Working as an orchardist since 2001, Tom has specialist knowledge in old and local apple varieties. His work includes designing and planting new orchards, carrying out orchard surveys, orchard restoration, rescue work* and running a fruit tree nursery. As well as a deep knowledge in apple-care, Tom has well-honed practical skills in grafting, pruning and green woodworking. He runs workshops for the likes of The National Trust, Farming and Wildlife Advisory Group, and local community orchards. Here he is being interviewed by the Telegraph. *’Rescue work’ means propagating trees whose variety can’t be immediately identified or is known to be rare.
Bryn has been teaching permaculture since 1994. As well as managing Brighton Permaculture Trust’s fruit projects, he is one of the founders of Brighton Permaculture Trust. Particular areas of interest include fruit growing, pruning, forest gardening and green architecture. Bryn teaches forest gardening, permaculture design, veteran tree care and orchard design. Here you can see him teaching tree pruning.

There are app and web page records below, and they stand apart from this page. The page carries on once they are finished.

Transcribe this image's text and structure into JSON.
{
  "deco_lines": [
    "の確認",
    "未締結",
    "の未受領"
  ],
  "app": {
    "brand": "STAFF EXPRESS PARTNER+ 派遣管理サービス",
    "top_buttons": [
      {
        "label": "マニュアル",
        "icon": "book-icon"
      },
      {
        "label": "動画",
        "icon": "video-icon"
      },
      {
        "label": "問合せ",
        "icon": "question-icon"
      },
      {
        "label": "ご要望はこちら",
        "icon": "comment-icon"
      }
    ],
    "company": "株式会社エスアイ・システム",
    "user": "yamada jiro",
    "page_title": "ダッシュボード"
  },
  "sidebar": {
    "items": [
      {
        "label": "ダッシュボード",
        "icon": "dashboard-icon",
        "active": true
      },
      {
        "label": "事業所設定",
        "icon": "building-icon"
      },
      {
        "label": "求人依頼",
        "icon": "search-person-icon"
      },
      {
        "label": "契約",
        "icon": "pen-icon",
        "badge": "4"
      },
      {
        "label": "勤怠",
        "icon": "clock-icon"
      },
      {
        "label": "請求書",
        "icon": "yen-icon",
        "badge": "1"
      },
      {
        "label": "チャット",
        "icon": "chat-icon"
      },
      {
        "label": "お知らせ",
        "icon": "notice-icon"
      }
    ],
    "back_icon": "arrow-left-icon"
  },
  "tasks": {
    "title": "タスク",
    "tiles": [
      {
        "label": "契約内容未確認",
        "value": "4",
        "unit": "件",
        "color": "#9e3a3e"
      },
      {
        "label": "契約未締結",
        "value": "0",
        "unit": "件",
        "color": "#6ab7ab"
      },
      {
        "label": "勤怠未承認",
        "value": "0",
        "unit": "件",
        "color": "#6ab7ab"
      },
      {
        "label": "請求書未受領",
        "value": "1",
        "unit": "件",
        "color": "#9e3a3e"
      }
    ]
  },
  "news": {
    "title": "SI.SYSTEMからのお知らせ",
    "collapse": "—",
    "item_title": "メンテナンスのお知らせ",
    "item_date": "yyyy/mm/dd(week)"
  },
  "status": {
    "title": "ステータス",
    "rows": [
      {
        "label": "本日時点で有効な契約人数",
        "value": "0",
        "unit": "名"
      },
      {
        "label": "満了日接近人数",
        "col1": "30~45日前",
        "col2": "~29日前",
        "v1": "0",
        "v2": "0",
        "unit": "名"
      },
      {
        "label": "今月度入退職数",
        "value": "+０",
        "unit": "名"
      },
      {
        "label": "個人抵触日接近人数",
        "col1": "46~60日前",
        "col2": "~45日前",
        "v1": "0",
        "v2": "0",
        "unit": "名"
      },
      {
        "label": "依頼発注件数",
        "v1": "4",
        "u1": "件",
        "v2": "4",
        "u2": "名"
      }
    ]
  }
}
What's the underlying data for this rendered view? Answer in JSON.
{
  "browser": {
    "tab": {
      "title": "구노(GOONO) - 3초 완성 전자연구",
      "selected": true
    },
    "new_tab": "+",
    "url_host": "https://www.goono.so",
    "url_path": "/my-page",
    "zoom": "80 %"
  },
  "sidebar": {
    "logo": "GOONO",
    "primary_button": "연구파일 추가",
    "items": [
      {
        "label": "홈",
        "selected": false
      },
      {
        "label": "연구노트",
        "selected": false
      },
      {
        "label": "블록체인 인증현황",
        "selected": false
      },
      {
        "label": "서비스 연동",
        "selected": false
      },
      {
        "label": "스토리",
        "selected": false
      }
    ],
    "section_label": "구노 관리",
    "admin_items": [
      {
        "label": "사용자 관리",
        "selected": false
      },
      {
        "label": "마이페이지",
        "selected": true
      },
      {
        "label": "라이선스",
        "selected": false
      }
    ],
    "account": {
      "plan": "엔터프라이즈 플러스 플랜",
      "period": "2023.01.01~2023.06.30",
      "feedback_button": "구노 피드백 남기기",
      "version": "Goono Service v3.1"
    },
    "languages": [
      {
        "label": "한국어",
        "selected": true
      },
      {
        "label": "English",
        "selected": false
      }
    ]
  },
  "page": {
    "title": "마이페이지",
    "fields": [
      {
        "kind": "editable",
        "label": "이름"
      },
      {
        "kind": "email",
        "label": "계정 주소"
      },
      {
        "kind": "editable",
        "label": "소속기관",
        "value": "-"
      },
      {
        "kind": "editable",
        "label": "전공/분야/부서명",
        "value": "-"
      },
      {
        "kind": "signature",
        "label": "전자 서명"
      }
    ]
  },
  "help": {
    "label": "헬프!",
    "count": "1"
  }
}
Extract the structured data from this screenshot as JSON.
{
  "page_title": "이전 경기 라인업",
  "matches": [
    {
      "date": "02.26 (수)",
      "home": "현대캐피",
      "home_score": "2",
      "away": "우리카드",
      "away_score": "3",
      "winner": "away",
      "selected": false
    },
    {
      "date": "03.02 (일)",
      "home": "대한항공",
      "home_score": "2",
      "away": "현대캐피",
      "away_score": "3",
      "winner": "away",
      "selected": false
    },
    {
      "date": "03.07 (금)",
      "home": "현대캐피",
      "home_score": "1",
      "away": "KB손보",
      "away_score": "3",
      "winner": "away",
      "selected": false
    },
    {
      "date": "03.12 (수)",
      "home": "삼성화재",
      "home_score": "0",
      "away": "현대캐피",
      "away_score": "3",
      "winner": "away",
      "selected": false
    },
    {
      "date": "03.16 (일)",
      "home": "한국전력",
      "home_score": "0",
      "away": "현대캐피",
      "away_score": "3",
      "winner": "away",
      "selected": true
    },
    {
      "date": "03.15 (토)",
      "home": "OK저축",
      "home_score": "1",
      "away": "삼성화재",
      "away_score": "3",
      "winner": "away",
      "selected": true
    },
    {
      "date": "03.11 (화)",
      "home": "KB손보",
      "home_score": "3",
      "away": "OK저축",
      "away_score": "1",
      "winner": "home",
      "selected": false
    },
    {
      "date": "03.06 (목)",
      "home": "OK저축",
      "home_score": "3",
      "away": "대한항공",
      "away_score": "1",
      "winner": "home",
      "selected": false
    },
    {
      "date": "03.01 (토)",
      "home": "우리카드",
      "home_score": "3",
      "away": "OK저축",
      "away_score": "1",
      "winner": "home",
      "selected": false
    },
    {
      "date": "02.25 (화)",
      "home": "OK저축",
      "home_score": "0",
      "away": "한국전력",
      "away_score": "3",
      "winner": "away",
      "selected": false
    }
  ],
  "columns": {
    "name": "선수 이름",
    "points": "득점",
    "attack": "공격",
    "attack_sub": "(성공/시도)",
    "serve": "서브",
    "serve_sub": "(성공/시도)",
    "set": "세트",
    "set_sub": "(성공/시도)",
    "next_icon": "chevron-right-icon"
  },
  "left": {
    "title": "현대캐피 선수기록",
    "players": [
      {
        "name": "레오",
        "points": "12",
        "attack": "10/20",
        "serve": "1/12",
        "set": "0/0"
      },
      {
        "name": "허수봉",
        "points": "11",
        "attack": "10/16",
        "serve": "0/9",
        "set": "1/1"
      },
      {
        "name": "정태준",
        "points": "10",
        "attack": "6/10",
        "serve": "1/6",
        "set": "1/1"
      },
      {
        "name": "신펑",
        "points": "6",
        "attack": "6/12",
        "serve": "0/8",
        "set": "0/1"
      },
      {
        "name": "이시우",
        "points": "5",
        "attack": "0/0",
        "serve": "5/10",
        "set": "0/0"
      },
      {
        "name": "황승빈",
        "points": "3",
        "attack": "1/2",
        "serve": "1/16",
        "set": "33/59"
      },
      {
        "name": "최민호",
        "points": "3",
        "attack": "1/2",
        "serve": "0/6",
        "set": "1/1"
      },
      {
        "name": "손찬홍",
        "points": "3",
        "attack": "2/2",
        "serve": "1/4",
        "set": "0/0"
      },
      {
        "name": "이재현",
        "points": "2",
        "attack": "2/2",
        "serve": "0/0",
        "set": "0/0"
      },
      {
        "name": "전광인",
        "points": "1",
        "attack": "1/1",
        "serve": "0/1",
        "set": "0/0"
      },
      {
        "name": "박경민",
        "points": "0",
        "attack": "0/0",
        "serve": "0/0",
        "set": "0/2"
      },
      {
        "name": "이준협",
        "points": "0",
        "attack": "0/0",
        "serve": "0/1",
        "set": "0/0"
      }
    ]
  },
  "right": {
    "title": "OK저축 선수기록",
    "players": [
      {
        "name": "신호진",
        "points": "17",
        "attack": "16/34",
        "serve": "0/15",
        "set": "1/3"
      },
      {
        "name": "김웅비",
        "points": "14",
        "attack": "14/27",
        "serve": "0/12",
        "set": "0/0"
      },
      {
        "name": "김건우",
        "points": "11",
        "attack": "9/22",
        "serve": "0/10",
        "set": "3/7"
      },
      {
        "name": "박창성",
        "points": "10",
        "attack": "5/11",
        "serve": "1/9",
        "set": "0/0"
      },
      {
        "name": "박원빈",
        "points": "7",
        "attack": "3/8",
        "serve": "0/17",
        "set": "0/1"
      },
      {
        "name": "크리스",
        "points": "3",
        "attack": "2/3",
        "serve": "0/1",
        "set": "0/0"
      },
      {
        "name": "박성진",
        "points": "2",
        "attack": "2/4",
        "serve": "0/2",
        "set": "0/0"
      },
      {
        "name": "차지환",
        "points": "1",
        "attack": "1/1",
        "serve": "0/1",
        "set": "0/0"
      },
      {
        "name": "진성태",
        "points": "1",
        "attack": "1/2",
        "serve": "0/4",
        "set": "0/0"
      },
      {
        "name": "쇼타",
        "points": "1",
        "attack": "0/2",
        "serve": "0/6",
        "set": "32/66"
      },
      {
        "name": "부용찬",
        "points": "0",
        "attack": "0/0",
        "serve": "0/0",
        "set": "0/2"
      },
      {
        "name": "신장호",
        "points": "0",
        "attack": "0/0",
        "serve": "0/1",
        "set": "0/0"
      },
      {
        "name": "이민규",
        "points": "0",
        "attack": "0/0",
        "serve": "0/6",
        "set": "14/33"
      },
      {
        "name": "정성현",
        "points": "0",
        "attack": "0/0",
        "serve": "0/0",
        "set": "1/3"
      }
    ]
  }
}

Contact details for more information on CICO, including future courses
If you want to be kept updated about our courses, please contact the Education, Skills and Training Manager, Jo Homan:
- 07714 745 408
- Staff Induction and Training Policy, May 2019
- Recognition of Prior Learning, May 2019
- Reasonable Adjustments and Special Considerations Policy, May 2019
- Malpractice and Maladministration Policy, 2019
- Learner Complaints and Appeals Policy, May 2019
- Learner Admission and Recruitment Policy, May 2019
- Internal Quality Assurance Policy, 2019
- Data Protection Policy, May 2018
- Conflict of Interest Policy, 2019
- Assessment Policy, May 2019
The Heritage Lottery Fund, Heineken and the GLA funded our Celebration of Orchards Project, which has now ended.